Rico Lebrun

Silvan Simone Gallery

Considering “identification with the freight of flesh” the starting point for drawing, Lebrun hoists and trundles great mounds of rump and torso like a burly longshoreman pacing out a day’s pay. But there is little other than mus­cle power behind this current sampling of drawings, for Lebrun, who can create bastions for the universe from rocky bellies and mountainous thighs, dissi­pates the structural grandeur of his wash technique by superimposing anec­dotal linear elements. The two works which defy his simper of irrelevant elaboration, White Body and Maya Torso are heroically architectonic.
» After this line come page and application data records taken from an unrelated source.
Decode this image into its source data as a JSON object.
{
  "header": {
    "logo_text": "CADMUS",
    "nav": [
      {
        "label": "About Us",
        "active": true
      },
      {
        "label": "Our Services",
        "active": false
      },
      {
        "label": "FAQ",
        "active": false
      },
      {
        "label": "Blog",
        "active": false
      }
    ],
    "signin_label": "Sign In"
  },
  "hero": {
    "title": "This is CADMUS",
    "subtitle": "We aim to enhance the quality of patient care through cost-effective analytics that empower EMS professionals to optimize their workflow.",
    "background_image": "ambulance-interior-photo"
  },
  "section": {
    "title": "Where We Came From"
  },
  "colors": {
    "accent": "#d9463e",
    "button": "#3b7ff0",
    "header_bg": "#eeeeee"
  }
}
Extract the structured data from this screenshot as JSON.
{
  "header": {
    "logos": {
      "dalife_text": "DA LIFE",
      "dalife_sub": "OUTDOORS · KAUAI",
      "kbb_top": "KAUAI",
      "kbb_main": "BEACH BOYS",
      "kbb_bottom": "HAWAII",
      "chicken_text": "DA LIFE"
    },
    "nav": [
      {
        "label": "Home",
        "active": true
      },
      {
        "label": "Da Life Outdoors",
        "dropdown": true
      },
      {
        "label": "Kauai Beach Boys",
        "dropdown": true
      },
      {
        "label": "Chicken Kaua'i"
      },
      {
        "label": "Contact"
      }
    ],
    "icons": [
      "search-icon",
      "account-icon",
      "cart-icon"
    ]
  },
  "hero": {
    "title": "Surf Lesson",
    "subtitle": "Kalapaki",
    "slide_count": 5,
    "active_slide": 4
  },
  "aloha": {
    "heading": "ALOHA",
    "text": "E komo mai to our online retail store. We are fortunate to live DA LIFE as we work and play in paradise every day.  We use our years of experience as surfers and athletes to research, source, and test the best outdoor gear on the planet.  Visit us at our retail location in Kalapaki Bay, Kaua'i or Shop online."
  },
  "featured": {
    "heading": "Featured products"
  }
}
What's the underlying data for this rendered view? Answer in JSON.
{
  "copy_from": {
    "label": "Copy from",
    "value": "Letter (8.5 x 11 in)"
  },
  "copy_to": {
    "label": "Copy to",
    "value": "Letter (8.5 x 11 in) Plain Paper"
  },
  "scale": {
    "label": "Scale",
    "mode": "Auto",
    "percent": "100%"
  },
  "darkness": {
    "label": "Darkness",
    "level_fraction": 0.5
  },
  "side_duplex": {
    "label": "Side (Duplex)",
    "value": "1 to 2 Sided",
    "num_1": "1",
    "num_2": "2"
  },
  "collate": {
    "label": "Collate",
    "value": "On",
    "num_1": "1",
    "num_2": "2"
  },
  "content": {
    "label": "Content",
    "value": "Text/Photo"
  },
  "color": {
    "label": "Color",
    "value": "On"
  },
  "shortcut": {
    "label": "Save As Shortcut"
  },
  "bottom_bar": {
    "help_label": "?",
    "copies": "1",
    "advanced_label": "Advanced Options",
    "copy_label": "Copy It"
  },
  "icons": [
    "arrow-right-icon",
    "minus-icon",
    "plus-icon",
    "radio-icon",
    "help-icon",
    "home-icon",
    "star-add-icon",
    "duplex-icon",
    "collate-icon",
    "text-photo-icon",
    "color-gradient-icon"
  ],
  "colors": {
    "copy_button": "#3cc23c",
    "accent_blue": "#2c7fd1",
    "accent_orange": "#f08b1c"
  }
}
In Maya Torso the broad bands of black at bra and stocking level (instead of adding an erotic note) create the analo­gy of post and lintel construction. The re­maining drawings approach low comedy through the grossness of the lines that peep into the private places of these hulking human islands climbing and sprawling across one another in awk­ward bestiality. If the intention was mockery, the artist has achieved only a trivial success. Or perhaps it is a Zola-like concept of truth which inspired Lebrun’s depiction of man’s nakedness and his love-making as the grotesque fumbling of jaded fleshpots. The meat of these creatures hangs from scrawny bones with as singleminded an obedi­ence to the law of gravity as their fur­tive complicity in the urge to couple. But Lebrun, who may view himself as prophet for a populace about to witness the Flood, has weakened his visual jere­miad by denying any interior life to these creatures. If the artist is sounding a warning, he has simultaneously stifled any response because the anonymity of Lebrun’s realism makes it necessary to see the action as taking place to the “other fellow.” The drawings do not en­courage becoming your brother’s keeper.

––Rosalind G. Wholden